Delving into the old boxes—
my mother’s left things—
we find the photo
finger worn and faded.  

A riotous background,
maybe California,
all gush and bloom.  

Her hair dark music
flowing thin shoulders.  

Lips plump scarlet
in dazzled excitement.  

She is haloed inside
the hug of a man
whose smile echoes hers.  

He is not our father.  

We pause in her passing,
romanticize a wartime affair,
him not making it home,
she despairing.  

Invent some Romeo
and Juliet narrative
cleaving that paradise.  

Too many questions.
No one left to ask.  

Consider this:
hidden in a jewelry box,
the back of a cluttered closet,
the pocket of an old flannel shirt,  

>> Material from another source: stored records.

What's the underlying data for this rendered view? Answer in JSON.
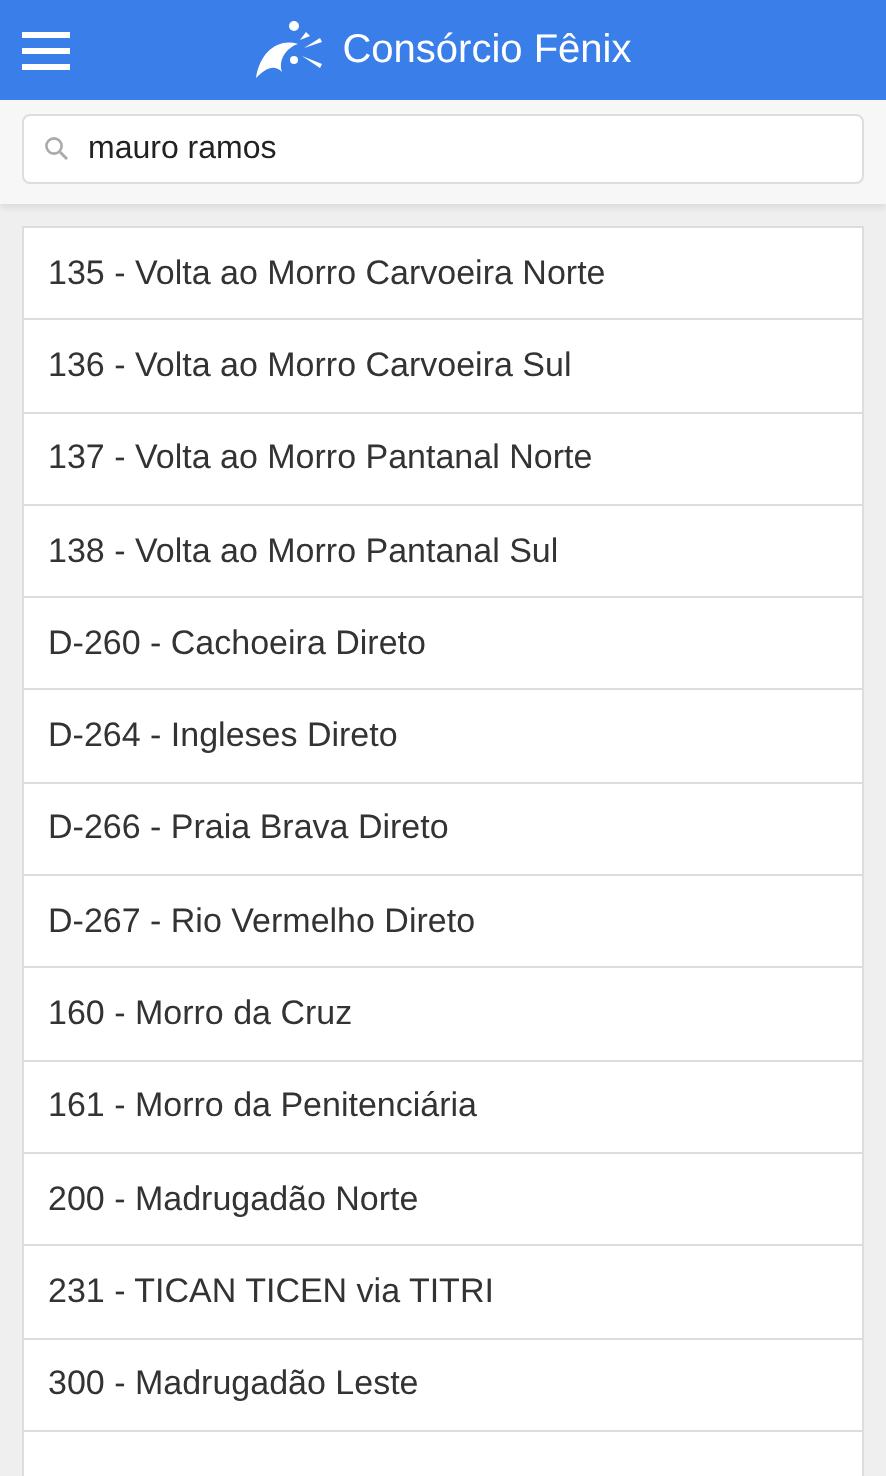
{
  "header": {
    "title": "Consórcio Fênix"
  },
  "search": {
    "value": "mauro ramos"
  },
  "routes": [
    {
      "label": "135 - Volta ao Morro Carvoeira Norte"
    },
    {
      "label": "136 - Volta ao Morro Carvoeira Sul"
    },
    {
      "label": "137 - Volta ao Morro Pantanal Norte"
    },
    {
      "label": "138 - Volta ao Morro Pantanal Sul"
    },
    {
      "label": "D-260 - Cachoeira Direto"
    },
    {
      "label": "D-264 - Ingleses Direto"
    },
    {
      "label": "D-266 - Praia Brava Direto"
    },
    {
      "label": "D-267 - Rio Vermelho Direto"
    },
    {
      "label": "160 - Morro da Cruz"
    },
    {
      "label": "161 - Morro da Penitenciária"
    },
    {
      "label": "200 - Madrugadão Norte"
    },
    {
      "label": "231 - TICAN TICEN via TITRI"
    },
    {
      "label": "300 - Madrugadão Leste"
    }
  ]
}
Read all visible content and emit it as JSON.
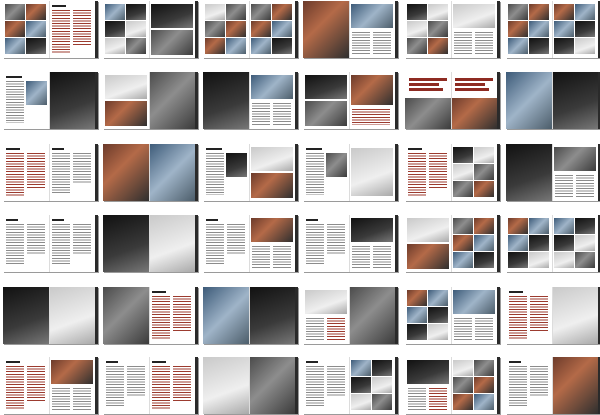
{
  "title": "",
  "layout": {
    "rows": 6,
    "columns": 6
  },
  "colors": {
    "background": "#ffffff",
    "body_text": "#8c8c8c",
    "accent_text": "#9c3b2f",
    "banner": "#8e2b22"
  },
  "spreads": [
    {
      "row": 1,
      "col": 1,
      "left": "photo-grid",
      "right": "text-red"
    },
    {
      "row": 1,
      "col": 2,
      "left": "photo-grid",
      "right": "photo-stack"
    },
    {
      "row": 1,
      "col": 3,
      "left": "photo-grid",
      "right": "photo-grid"
    },
    {
      "row": 1,
      "col": 4,
      "left": "photo-full",
      "right": "photo-text"
    },
    {
      "row": 1,
      "col": 5,
      "left": "photo-grid",
      "right": "photo-text"
    },
    {
      "row": 1,
      "col": 6,
      "left": "photo-grid",
      "right": "photo-grid"
    },
    {
      "row": 2,
      "col": 1,
      "left": "text-photo",
      "right": "photo-full"
    },
    {
      "row": 2,
      "col": 2,
      "left": "photo-stack",
      "right": "photo-full"
    },
    {
      "row": 2,
      "col": 3,
      "left": "photo-dark",
      "right": "photo-text"
    },
    {
      "row": 2,
      "col": 4,
      "left": "photo-stack",
      "right": "photo-red"
    },
    {
      "row": 2,
      "col": 5,
      "left": "photo-banner",
      "right": "photo-banner"
    },
    {
      "row": 2,
      "col": 6,
      "left": "photo-full",
      "right": "photo-full"
    },
    {
      "row": 3,
      "col": 1,
      "left": "text-red",
      "right": "text"
    },
    {
      "row": 3,
      "col": 2,
      "left": "photo-full",
      "right": "photo-full"
    },
    {
      "row": 3,
      "col": 3,
      "left": "text-photo",
      "right": "photo-stack"
    },
    {
      "row": 3,
      "col": 4,
      "left": "text-photo",
      "right": "photo-light"
    },
    {
      "row": 3,
      "col": 5,
      "left": "text-red",
      "right": "photo-grid"
    },
    {
      "row": 3,
      "col": 6,
      "left": "photo-dark",
      "right": "photo-text"
    },
    {
      "row": 4,
      "col": 1,
      "left": "text",
      "right": "text"
    },
    {
      "row": 4,
      "col": 2,
      "left": "photo-full",
      "right": "photo-full"
    },
    {
      "row": 4,
      "col": 3,
      "left": "text",
      "right": "photo-text"
    },
    {
      "row": 4,
      "col": 4,
      "left": "text",
      "right": "photo-text"
    },
    {
      "row": 4,
      "col": 5,
      "left": "photo-stack",
      "right": "photo-grid"
    },
    {
      "row": 4,
      "col": 6,
      "left": "photo-grid",
      "right": "photo-grid"
    },
    {
      "row": 5,
      "col": 1,
      "left": "photo-full",
      "right": "photo-full"
    },
    {
      "row": 5,
      "col": 2,
      "left": "photo-full",
      "right": "text-red"
    },
    {
      "row": 5,
      "col": 3,
      "left": "photo-full",
      "right": "photo-full"
    },
    {
      "row": 5,
      "col": 4,
      "left": "photo-text",
      "right": "photo-full"
    },
    {
      "row": 5,
      "col": 5,
      "left": "photo-grid",
      "right": "photo-text"
    },
    {
      "row": 5,
      "col": 6,
      "left": "text-red",
      "right": "photo-full"
    },
    {
      "row": 6,
      "col": 1,
      "left": "text-red",
      "right": "photo-text"
    },
    {
      "row": 6,
      "col": 2,
      "left": "text",
      "right": "text-red"
    },
    {
      "row": 6,
      "col": 3,
      "left": "photo-full",
      "right": "photo-full"
    },
    {
      "row": 6,
      "col": 4,
      "left": "text",
      "right": "photo-grid"
    },
    {
      "row": 6,
      "col": 5,
      "left": "photo-text",
      "right": "photo-grid"
    },
    {
      "row": 6,
      "col": 6,
      "left": "text",
      "right": "photo-full"
    }
  ]
}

do we all, in our deeper hymns,
hoard some pondered keep,
some ravished heart
of what might have been?